In the course of the study, the variations in the thickness of the ice in more than 19 thousand glaciers around the world were modelled. The measurements shed light on annual variations, while satellite data also allowed the total ice loss over several years or decades to be determined.
The study has shown that
The glaciers in the Alps, in Caucasus and in New Zealand have also lost a great deal of water, but due to their relatively smaller surface areas, they played less of a role in the rising level of the oceans.
In total, the glaciers of the world lose 335 billion tonnes of water per year, which contributes 25-30 percent to the current global rise of sea levels.
Climate change is causing increasingly horrifying disasters around the world. In April 2018, a video went viral on the Internet in which several massive blocks of ice could be seen breaking off the Breiðamerkurjökull Glacier in Southeast Iceland.
Based on data from NASA, Business Insider have produced a video about the consequences that would result if all the ice on Earth melted.

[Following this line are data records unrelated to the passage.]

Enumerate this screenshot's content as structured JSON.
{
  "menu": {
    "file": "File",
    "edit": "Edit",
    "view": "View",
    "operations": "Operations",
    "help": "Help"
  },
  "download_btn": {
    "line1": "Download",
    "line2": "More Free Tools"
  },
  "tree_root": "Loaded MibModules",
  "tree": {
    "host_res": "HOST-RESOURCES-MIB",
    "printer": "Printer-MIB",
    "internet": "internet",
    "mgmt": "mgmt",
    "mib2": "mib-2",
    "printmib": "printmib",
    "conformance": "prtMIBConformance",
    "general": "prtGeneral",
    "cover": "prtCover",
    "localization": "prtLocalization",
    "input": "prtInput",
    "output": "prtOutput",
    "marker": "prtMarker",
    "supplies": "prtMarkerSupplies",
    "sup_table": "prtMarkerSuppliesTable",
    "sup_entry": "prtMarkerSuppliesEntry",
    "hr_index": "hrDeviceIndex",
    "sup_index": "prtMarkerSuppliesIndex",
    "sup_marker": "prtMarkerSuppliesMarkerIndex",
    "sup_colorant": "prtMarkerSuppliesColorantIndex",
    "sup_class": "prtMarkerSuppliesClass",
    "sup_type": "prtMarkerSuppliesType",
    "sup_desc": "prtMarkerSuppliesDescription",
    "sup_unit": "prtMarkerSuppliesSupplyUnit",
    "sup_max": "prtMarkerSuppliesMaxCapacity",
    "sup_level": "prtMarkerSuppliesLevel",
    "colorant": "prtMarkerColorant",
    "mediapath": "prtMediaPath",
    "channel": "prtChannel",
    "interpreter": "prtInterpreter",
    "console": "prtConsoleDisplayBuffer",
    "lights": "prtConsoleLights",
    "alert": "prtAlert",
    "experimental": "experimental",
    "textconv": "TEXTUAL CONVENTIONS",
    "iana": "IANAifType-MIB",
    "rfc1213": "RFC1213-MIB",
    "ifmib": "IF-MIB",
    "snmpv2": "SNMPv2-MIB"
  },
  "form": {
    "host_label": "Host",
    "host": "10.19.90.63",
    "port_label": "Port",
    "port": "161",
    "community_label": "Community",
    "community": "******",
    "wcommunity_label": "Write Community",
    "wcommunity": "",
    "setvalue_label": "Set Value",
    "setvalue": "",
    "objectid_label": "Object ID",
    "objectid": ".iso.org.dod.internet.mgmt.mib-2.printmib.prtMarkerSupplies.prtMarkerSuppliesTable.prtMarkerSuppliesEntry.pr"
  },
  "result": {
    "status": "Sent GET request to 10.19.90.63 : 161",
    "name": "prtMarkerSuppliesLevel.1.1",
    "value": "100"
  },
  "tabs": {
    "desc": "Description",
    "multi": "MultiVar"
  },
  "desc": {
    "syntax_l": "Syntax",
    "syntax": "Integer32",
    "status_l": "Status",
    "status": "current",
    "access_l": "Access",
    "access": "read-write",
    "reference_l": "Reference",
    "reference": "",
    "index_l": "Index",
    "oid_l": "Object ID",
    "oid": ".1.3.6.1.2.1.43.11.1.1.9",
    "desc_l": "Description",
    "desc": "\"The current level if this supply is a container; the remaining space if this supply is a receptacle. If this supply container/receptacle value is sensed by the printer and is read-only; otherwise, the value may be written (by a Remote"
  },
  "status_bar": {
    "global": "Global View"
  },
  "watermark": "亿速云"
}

According to the space agency’s calculations, sea level would rise by as much as 65.8 m if all the glaciers and polar ice caps melted.
In the last days of April 2019, after days of heavy rain, rivers flooded and reservoirs overflowed in eastern Canada. The situation was so severe that several thousand people in the region had to leave their homes.
Saint-Louis is a coastal city of almost 300 thousand people in Senegal. It is situated by the mouth of the most important river of West Africa, the Senegal, and its old town is on a peninsula between the ocean and the river. Its highest point is less than four metres above sea level, so the city is particularly exposed to the impacts of climate change.
Melting glaciers, devastating storms and floods – these are just a few of the disasters attributable to climate change, along with the rise of global sea levels. It is a startling piece of news that global sea levels may rise by a great deal more than previously estimated, by as much as 1.32 metres by 2100, which may have grave consequences.